▶ _DIRECTIONS_
Where in the data below does the word "Sale" appear? Copy every line that has it.

** EXCERPTED DATA follows **

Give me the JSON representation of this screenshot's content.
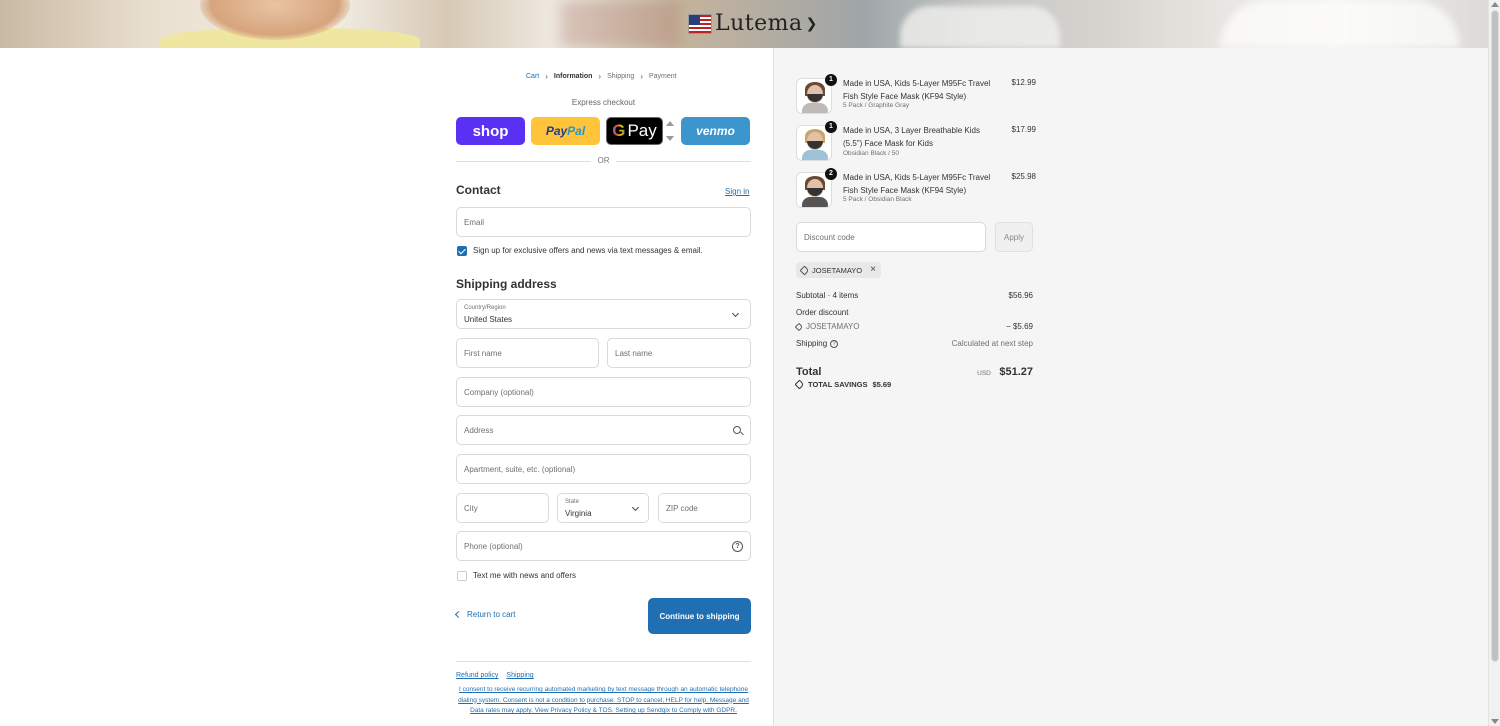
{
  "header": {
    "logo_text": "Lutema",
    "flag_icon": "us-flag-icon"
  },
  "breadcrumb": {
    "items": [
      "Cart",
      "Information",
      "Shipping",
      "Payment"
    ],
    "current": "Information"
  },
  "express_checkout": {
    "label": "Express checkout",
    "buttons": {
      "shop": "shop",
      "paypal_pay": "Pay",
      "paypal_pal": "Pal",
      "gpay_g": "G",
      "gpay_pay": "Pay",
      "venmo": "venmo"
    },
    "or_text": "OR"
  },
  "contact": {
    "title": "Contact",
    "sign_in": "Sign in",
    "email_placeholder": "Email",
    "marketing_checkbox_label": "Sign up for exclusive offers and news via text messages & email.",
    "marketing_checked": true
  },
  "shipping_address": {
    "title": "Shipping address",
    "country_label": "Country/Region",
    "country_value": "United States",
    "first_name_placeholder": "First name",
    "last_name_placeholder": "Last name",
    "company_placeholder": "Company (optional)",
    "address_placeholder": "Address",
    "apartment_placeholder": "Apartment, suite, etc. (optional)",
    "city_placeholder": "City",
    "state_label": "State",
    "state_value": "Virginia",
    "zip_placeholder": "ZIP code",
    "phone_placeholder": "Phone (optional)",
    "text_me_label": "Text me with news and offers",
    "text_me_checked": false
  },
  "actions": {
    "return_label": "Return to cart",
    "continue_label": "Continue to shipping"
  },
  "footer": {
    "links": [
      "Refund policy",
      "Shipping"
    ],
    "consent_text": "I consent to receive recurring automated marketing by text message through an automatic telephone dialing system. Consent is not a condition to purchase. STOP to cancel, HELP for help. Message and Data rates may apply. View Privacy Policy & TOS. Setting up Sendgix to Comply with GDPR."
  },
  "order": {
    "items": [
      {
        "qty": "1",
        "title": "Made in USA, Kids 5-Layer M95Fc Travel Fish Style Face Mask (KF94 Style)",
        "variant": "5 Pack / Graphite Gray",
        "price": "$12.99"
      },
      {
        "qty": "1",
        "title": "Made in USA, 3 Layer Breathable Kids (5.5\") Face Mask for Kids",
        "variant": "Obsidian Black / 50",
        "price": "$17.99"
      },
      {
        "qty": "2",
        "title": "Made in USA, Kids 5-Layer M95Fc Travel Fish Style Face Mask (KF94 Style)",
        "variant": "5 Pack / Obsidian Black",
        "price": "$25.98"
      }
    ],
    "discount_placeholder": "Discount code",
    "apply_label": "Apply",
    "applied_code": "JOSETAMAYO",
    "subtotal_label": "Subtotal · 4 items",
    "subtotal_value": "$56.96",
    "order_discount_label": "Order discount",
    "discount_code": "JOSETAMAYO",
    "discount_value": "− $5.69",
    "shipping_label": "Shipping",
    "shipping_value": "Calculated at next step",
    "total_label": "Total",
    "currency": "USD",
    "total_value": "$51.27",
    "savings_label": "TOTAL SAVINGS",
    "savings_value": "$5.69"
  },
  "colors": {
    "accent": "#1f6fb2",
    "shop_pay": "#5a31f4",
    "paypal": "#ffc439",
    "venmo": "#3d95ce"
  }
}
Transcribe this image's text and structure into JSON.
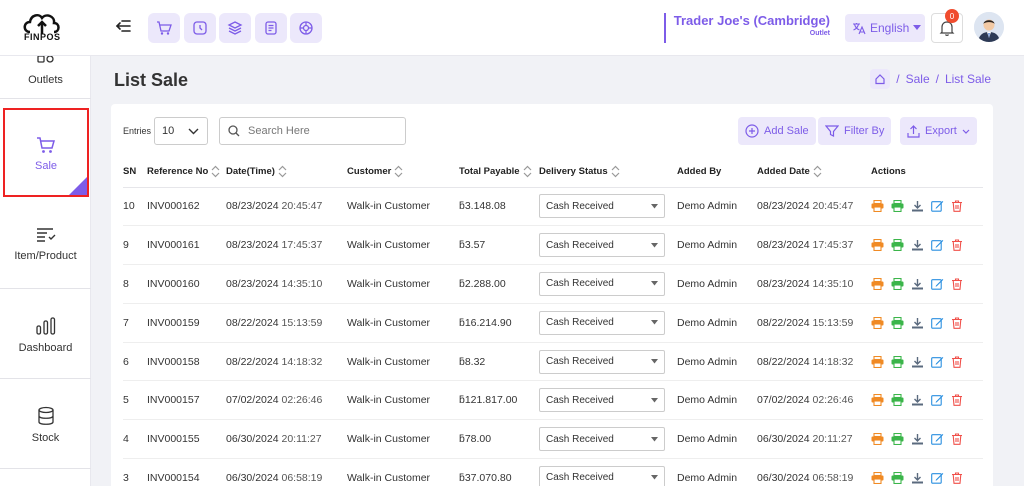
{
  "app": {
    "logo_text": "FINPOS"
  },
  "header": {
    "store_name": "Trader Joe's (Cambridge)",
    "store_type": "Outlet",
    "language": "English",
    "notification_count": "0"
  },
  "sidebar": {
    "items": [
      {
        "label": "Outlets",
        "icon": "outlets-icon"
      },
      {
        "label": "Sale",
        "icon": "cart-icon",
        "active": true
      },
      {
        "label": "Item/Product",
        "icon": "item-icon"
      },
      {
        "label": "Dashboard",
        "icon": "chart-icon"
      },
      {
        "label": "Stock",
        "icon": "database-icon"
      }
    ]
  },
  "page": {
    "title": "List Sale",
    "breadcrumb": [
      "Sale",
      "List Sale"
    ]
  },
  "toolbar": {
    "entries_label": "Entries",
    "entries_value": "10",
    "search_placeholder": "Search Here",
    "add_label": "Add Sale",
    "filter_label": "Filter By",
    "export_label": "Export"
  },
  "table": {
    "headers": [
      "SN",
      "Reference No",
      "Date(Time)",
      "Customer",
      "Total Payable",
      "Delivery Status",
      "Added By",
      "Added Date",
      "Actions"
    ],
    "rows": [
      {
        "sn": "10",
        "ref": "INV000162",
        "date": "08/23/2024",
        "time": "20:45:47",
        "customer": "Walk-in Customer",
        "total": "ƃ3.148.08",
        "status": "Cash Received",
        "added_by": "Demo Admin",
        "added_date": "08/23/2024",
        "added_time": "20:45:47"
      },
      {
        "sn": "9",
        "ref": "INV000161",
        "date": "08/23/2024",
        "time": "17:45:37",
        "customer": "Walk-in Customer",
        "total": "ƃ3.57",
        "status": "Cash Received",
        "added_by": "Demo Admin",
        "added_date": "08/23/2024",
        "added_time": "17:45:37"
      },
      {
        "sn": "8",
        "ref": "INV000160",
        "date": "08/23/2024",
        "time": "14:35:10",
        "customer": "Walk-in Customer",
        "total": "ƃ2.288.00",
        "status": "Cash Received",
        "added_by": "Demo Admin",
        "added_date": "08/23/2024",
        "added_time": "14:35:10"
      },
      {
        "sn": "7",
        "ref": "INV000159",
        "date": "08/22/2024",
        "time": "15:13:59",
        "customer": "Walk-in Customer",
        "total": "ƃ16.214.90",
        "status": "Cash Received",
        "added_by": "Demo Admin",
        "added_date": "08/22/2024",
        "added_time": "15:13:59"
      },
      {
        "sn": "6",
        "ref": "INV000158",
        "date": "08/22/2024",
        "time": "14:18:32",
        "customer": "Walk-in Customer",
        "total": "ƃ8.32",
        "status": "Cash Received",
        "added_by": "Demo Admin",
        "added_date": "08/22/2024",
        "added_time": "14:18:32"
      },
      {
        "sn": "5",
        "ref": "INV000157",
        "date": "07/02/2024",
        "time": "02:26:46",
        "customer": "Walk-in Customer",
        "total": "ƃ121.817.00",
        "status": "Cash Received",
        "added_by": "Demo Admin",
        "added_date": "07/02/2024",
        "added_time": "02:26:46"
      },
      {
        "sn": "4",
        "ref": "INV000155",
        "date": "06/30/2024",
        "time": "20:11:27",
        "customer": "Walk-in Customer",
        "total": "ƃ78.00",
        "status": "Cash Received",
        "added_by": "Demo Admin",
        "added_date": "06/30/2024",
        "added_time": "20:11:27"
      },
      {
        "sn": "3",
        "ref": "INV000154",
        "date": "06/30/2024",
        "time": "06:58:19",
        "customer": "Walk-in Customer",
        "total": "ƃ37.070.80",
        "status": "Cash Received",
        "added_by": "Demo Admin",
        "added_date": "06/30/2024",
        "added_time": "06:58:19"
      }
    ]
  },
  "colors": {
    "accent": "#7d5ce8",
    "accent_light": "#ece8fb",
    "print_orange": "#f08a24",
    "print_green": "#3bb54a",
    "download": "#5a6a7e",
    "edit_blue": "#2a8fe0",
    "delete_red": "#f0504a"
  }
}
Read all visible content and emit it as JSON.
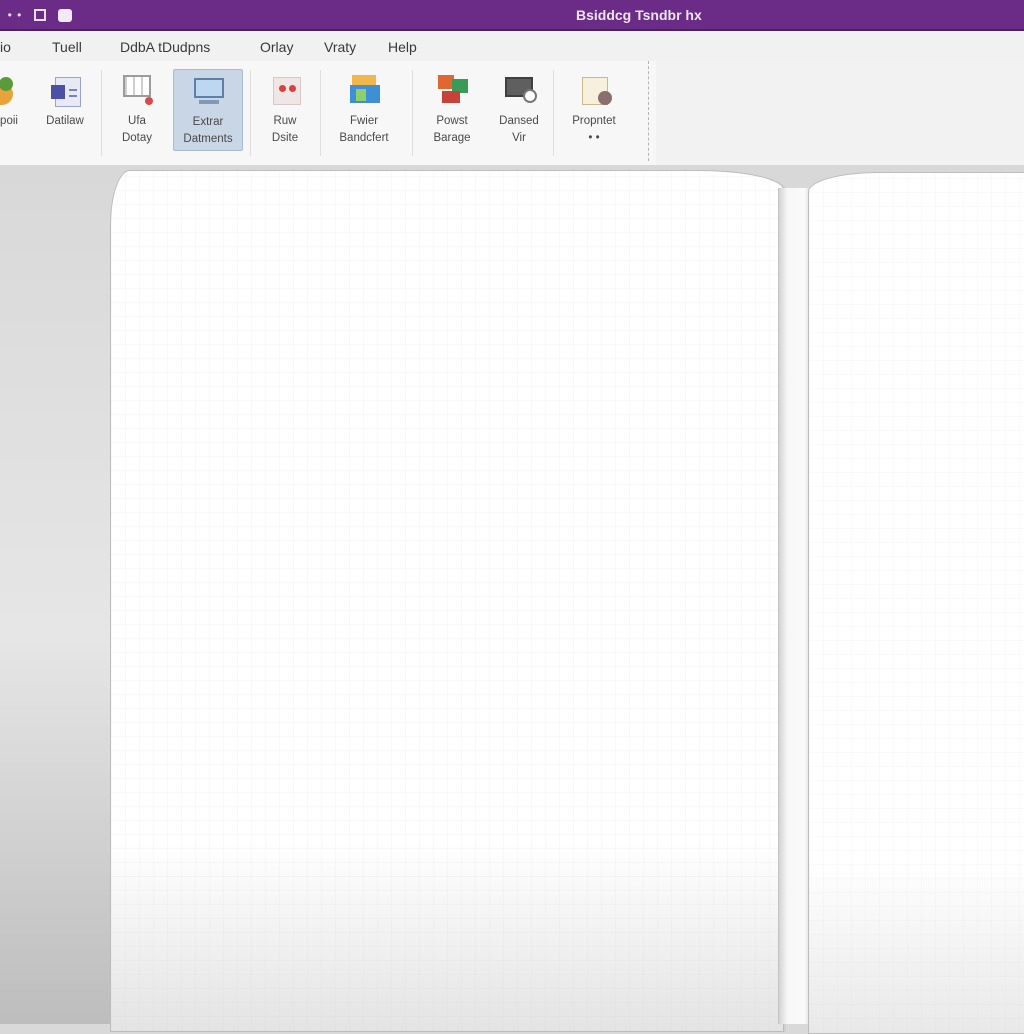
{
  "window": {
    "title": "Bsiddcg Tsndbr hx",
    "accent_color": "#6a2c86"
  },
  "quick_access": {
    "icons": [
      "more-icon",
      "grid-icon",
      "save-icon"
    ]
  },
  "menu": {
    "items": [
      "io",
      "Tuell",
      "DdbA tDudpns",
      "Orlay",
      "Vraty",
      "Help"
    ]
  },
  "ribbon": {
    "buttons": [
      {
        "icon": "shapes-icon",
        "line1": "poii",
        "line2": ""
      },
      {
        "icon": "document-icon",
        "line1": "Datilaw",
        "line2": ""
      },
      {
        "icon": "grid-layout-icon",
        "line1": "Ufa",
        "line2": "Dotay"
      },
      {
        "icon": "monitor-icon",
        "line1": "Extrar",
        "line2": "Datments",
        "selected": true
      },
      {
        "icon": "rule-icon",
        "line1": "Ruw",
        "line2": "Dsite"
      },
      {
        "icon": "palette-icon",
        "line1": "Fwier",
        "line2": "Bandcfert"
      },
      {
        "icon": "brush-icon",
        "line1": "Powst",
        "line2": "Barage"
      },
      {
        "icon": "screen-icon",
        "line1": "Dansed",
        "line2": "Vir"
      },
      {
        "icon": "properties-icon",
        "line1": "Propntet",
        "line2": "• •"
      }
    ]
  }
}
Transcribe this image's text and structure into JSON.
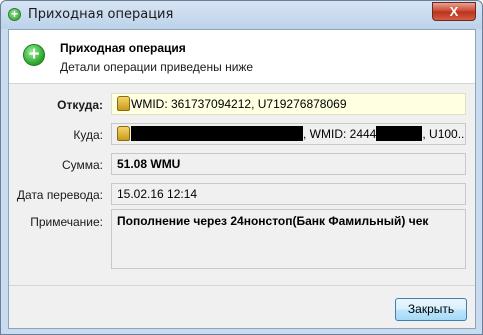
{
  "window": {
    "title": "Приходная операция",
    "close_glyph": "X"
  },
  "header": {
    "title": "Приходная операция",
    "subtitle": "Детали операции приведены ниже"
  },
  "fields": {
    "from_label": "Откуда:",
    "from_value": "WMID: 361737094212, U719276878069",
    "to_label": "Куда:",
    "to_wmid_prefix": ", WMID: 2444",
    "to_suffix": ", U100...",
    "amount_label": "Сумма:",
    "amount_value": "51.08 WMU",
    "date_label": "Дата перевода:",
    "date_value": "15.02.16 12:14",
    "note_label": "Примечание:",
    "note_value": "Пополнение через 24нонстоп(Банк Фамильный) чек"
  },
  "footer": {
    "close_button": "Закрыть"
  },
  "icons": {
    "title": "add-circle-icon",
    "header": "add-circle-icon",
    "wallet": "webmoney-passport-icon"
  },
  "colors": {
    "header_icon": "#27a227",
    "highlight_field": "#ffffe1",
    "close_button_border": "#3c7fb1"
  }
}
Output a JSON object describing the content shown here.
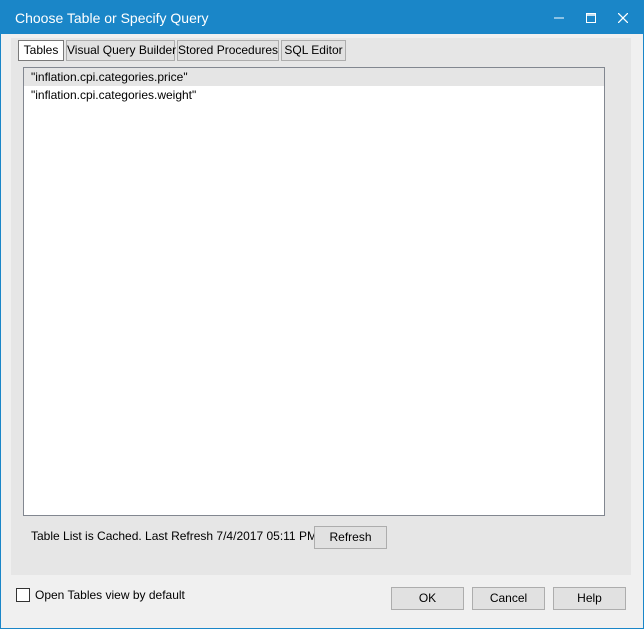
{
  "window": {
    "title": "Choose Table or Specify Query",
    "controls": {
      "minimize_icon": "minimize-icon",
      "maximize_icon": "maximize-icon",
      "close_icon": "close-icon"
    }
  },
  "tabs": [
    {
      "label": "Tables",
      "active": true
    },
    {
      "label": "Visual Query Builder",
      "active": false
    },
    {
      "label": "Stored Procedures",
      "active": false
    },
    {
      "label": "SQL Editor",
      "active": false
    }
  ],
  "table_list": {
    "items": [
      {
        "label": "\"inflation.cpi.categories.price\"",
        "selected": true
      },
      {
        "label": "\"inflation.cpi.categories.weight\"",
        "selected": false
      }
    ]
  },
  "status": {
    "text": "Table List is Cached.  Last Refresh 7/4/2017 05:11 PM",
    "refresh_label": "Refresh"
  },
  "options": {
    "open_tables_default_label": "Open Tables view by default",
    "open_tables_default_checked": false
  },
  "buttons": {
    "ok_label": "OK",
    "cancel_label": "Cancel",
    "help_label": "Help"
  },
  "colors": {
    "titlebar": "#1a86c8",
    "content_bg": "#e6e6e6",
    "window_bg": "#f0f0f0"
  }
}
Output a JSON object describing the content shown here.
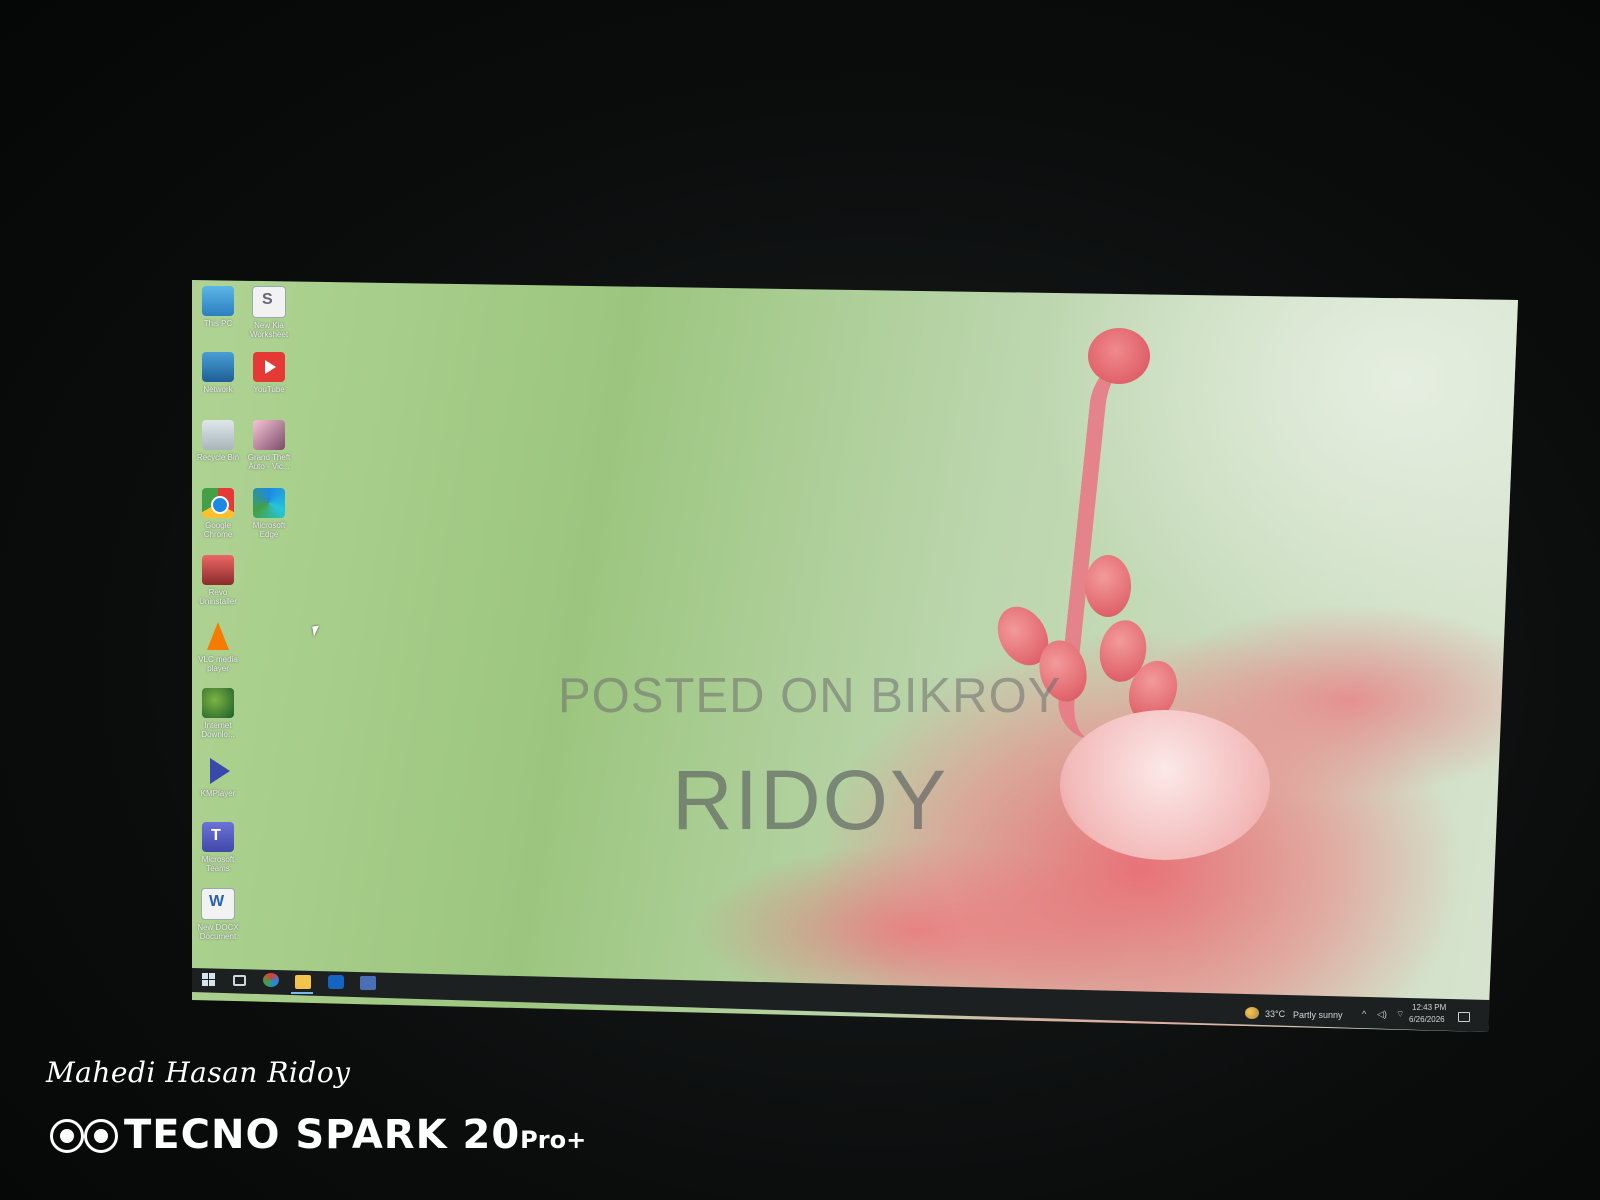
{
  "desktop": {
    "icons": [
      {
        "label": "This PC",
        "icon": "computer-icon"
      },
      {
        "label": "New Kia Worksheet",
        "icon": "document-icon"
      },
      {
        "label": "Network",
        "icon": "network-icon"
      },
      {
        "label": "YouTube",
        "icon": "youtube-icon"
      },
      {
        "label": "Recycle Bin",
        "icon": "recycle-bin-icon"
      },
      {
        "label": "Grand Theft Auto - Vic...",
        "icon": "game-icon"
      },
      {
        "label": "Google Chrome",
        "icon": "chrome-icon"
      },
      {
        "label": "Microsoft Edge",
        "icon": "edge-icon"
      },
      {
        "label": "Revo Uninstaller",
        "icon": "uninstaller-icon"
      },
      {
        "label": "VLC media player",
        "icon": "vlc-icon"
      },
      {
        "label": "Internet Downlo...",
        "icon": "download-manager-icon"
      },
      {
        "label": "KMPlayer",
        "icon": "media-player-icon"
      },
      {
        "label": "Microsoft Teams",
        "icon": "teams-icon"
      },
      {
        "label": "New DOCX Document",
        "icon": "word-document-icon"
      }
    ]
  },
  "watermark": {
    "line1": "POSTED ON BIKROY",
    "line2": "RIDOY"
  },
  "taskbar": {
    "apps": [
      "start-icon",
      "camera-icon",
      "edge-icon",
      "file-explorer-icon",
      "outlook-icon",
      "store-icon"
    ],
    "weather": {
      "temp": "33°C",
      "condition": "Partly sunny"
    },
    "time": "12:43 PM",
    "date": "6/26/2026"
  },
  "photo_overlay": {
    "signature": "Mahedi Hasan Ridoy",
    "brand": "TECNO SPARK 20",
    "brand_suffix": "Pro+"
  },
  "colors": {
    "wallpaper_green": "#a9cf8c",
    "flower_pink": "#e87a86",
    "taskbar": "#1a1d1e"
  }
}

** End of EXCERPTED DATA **

▶ _SOLUTION_
        "label": "Sale",
    "title": "List Sale",
      "Sale",
      "List Sale"
    "add_label": "Add Sale",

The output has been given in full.